CBS Atlanta Undercover Investigation Reveals No Oversight of Used Mattress Industry
CBS Atlanta sent two undercover employees posing as customers into Mattress 4 Sale in Forest Park. The undercover team asked the store manager, Anna Thomas, if the beds were new. Thomas said, “They’re new. Yes, ma’am. We manufacture them ourselves.”
After purchasing two mattresses for $233, CBS Atlanta took them to Champion Cleaning Systems — a professional cleaning company in Sharpsburg.
Certified, master cleaner Jeremy Reets cut the pristine covers off the mattresses revealing dirty, smelly and stained materials underneath. Reets conducted a test revealing one mattress had mold in it.
Reets said he is disgusted by what he found. “If I saw that on the street I wouldn’t touch it much less sleep on it,” said Reets. He said he believes there are unhealthy amounts of bacteria in the mattresses.
Garey Clark of Clark Pest Control couldn’t find evidence of live or dead bed bugs but said it is very possible for bed bugs to be transferred through the use of used mattress materials.
Thomas defended her claim that the mattresses were new. “I tell [customers] they’re new because that’s the best of my knowledge. I’m not going to say they’re refurbished if I don’t know that they are,” said Thomas.
But outside the factory that supplies Mattress 4 Sale stores, CBS Atlanta found piles of used mattresses.
Owner Kamal Shelbayah told CBS Atlanta reporter Jeff Chirico that he reuses old parts to make mattresses he calls “rebuilts.”
Georgia law allows the reuse and resale of mattress parts.
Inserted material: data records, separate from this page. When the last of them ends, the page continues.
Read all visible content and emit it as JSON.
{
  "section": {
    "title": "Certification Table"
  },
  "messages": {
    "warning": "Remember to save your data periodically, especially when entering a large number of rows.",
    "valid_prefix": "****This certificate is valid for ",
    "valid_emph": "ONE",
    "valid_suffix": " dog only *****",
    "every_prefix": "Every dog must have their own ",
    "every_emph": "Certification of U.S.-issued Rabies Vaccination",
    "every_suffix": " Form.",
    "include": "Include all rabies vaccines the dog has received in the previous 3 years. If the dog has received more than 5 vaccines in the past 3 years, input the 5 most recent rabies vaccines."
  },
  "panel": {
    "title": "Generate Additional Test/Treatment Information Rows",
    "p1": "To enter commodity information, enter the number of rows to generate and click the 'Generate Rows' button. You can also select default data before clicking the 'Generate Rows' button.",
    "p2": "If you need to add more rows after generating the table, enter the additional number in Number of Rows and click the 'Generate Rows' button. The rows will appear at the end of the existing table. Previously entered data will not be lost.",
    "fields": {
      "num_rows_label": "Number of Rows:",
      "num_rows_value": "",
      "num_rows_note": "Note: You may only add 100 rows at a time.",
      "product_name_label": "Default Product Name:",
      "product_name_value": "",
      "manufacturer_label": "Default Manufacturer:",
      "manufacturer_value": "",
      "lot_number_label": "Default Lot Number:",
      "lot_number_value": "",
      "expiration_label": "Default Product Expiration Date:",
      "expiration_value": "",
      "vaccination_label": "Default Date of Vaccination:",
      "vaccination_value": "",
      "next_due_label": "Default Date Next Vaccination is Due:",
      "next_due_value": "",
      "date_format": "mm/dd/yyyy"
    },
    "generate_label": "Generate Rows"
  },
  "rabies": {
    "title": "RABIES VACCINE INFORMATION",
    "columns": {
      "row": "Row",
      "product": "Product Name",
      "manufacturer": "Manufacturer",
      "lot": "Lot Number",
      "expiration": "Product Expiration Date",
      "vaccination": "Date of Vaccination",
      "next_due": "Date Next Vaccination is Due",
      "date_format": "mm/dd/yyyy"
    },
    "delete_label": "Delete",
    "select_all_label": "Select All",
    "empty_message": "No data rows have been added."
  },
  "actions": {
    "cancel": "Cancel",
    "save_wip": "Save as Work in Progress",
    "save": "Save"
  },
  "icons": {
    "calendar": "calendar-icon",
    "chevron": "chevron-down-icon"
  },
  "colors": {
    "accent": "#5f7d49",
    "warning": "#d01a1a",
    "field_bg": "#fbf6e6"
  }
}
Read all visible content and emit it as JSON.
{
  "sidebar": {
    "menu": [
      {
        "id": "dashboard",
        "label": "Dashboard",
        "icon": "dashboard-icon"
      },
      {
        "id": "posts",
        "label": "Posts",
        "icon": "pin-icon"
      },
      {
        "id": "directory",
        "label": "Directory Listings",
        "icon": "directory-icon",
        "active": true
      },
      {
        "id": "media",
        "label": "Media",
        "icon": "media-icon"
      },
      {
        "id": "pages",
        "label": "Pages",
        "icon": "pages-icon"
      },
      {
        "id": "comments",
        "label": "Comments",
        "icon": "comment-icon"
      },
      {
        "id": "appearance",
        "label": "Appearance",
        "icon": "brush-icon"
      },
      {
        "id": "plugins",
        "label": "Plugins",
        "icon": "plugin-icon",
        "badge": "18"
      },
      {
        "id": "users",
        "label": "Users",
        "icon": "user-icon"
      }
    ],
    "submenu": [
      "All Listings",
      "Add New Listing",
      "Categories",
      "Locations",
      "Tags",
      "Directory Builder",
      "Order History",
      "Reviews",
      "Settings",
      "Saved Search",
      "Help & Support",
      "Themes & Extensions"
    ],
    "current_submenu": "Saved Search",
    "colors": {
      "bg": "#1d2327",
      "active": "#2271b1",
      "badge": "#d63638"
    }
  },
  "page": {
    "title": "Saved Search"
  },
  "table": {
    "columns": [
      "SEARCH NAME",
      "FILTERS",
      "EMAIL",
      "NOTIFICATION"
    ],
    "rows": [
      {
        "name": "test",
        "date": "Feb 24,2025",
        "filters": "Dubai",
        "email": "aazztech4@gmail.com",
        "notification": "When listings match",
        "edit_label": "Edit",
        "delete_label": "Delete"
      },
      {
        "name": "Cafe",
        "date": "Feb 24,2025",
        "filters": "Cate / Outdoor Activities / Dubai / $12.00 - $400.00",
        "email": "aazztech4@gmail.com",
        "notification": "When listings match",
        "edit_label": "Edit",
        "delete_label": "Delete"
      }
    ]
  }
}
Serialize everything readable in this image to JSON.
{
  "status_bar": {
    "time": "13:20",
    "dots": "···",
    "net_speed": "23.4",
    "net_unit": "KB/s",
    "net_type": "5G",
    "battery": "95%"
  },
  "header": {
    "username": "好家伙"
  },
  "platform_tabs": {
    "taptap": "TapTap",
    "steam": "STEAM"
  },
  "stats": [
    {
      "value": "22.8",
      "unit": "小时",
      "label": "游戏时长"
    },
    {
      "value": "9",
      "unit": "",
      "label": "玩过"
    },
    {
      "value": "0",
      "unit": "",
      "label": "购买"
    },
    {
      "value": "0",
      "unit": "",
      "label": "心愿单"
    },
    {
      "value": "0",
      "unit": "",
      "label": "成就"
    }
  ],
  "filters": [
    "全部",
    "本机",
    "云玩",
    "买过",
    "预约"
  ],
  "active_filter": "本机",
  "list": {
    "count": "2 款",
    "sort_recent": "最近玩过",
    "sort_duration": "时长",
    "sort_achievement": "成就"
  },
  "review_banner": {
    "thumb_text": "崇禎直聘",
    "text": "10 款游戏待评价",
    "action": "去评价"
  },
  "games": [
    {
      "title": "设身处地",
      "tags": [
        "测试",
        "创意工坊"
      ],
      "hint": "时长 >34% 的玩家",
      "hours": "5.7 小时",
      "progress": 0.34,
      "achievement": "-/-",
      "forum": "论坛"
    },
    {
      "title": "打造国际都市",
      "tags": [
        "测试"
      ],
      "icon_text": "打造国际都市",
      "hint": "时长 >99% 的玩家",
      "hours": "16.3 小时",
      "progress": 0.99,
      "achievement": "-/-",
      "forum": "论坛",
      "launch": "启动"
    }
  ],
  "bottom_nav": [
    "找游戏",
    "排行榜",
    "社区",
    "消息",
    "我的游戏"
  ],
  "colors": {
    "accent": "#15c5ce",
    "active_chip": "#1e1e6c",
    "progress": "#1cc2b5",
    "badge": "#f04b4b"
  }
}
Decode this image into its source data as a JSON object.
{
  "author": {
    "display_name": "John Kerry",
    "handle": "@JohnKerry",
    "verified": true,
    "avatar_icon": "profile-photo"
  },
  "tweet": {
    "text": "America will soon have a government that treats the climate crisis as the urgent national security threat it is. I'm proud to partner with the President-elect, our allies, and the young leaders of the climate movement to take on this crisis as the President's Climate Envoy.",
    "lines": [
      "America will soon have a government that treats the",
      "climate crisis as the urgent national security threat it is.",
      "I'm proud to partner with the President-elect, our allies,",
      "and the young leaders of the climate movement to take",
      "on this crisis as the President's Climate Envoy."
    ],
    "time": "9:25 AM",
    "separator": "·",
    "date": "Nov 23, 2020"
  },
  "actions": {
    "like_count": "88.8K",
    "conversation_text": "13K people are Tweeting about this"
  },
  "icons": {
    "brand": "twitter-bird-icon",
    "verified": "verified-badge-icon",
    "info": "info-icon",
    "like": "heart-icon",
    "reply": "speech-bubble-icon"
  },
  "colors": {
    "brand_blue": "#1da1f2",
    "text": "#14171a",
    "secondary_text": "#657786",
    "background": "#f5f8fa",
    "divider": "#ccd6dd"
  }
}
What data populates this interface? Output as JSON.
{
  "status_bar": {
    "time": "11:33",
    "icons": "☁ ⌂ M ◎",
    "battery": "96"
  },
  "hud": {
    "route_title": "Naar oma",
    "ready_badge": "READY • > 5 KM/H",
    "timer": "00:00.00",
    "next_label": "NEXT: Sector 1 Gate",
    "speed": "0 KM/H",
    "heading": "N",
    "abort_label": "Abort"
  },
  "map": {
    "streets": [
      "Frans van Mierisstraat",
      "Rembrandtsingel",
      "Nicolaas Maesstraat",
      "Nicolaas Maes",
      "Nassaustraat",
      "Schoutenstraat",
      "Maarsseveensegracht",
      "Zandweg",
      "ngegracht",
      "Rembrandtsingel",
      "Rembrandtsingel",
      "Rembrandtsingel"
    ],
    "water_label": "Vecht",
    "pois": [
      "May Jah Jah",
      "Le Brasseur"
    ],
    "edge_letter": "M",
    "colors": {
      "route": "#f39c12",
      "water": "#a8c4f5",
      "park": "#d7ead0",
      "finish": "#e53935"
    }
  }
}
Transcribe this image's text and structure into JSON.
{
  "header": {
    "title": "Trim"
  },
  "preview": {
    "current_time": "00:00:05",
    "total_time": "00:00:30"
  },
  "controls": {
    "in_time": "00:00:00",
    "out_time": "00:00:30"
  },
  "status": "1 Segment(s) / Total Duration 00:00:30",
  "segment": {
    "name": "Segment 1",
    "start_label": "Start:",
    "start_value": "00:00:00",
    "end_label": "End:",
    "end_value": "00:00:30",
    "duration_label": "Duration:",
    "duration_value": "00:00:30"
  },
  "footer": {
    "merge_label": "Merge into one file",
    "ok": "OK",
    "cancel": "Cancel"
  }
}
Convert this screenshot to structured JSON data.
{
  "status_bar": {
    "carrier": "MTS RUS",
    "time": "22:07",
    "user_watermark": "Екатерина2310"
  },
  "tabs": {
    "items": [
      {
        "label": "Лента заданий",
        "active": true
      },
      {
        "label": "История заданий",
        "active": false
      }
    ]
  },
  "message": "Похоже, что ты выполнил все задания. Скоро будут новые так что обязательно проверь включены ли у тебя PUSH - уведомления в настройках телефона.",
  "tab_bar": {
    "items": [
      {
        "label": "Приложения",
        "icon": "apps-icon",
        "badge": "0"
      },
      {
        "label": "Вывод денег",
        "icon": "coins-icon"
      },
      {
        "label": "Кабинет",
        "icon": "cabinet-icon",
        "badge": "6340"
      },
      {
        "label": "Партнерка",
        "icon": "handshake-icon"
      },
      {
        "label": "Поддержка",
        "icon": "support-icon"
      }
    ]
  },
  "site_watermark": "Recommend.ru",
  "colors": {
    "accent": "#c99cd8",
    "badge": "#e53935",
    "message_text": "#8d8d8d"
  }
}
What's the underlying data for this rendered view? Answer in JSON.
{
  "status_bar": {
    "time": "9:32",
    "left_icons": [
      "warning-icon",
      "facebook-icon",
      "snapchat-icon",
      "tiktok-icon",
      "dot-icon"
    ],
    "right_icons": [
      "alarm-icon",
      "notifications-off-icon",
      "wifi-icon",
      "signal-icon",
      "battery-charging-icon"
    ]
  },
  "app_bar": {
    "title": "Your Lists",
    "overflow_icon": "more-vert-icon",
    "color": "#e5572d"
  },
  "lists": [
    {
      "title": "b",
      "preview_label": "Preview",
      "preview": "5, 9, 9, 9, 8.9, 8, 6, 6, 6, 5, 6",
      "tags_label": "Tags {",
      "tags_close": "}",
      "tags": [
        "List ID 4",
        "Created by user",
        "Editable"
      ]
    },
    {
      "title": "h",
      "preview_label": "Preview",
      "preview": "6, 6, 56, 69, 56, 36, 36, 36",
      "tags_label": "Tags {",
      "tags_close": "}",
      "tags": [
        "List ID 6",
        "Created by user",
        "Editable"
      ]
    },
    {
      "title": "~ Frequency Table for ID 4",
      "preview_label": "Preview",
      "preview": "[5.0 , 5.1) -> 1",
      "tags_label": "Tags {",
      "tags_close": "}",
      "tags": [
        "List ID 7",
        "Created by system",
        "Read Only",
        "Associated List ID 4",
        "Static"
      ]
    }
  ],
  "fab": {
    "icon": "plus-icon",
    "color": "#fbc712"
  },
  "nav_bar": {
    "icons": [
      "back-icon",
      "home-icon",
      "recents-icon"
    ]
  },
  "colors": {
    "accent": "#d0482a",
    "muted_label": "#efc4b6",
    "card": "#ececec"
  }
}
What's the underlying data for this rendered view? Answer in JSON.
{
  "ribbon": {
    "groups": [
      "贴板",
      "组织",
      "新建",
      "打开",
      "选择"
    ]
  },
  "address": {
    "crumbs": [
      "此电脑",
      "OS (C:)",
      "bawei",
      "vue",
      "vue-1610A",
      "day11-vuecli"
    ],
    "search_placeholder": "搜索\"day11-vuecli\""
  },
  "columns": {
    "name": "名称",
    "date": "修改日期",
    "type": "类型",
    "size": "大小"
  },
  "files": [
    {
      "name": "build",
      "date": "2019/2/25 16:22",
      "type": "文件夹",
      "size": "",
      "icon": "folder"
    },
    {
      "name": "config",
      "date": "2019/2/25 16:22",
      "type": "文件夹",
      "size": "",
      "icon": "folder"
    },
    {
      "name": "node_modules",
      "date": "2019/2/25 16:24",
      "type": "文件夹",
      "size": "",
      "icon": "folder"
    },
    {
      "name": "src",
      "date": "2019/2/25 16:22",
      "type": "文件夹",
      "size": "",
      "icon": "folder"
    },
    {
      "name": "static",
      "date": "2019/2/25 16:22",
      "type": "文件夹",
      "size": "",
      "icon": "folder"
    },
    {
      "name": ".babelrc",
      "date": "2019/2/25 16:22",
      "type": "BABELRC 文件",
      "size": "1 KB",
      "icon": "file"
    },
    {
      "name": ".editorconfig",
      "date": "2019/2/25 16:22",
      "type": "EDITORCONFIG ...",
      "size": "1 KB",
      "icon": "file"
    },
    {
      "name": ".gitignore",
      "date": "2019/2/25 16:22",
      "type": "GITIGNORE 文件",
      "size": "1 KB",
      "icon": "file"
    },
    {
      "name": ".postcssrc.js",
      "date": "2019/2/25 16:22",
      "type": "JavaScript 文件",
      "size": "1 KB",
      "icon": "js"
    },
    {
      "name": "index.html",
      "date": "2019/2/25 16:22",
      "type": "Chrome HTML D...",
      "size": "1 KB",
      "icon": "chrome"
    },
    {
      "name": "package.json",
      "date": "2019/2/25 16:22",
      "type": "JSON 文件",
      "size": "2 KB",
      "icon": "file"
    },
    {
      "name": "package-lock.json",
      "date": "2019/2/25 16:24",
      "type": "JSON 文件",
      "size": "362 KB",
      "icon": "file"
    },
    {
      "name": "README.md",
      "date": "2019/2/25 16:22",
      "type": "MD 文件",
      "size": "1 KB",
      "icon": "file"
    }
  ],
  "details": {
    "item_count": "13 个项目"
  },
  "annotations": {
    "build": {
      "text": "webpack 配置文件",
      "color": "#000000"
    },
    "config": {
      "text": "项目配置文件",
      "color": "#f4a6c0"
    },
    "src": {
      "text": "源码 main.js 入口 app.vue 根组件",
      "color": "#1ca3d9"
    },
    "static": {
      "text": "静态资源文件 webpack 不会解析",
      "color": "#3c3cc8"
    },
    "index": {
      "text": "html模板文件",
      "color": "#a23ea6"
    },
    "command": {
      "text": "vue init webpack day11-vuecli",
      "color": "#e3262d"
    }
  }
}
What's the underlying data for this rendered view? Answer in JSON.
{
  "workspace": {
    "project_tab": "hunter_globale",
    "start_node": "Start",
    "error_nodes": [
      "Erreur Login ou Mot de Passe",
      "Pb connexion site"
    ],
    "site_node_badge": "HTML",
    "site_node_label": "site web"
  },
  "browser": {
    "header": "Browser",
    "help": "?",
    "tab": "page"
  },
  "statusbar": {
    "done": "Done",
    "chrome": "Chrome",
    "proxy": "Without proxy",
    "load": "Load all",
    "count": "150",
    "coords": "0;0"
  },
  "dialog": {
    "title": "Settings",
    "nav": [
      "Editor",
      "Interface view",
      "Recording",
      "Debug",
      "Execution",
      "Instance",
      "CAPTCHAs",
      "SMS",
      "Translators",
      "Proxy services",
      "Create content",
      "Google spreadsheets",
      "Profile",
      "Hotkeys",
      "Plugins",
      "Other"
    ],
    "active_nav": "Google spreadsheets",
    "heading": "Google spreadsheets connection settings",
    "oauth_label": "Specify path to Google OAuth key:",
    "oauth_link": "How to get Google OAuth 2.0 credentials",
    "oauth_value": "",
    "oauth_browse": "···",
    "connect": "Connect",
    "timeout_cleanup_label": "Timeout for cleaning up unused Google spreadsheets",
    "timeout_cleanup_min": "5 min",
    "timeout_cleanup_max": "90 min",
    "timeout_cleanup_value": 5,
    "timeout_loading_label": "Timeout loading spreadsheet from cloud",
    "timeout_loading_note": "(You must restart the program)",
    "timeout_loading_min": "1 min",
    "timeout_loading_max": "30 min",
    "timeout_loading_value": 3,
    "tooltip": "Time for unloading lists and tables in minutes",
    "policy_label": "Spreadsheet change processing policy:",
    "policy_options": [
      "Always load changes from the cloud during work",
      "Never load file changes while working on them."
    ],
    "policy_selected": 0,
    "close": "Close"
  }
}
Bill Cloud, spokesman for the Governor’s Office of Consumer Protection, said state laws regulating the used mattress industry were repealed in 1996. Part of the repealed laws required mattress manufacturers to sanitize used parts before reusing them.
“As a legislator, I’m appalled at that,” said State Representative Ralph Long III who represents the district in Southwest Atlanta where the mattress factory is located
“People deserve to know what’s inside their mattresses. This is unacceptable,” said Long.
CBS Atlanta’s findings prompted Long to call a meeting with Shelbayah.
“I’m embarrassed to have this in my district,” said Long to Shelbayah. “I saw something I do not want my children sleeping on.”
Shelbayah defended his business. “I don’t sell new mattresses. I sell rebuilt mattress. I manufacture rebuilt mattresses,” said Shelbayah during the meeting. Shelbayah said he is helping those who can’t afford expensive new mattresses by offering rebuilt mattresses at a cheaper price.
While giving CBS Atlanta a tour of his facility, Shelbayah explained how he uses old parts and new material to create rebuilt beds. He said the old parts are sanitized before they’re used.
Shelbayah denied that he or his salespeople are trying to pass the mattresses off as new.
However, the mattresses CBS Atlanta purchased do not have the federally-required tags indicating the beds contain used materials.
Rep. Long said he will introduce legislation to regulate the industry.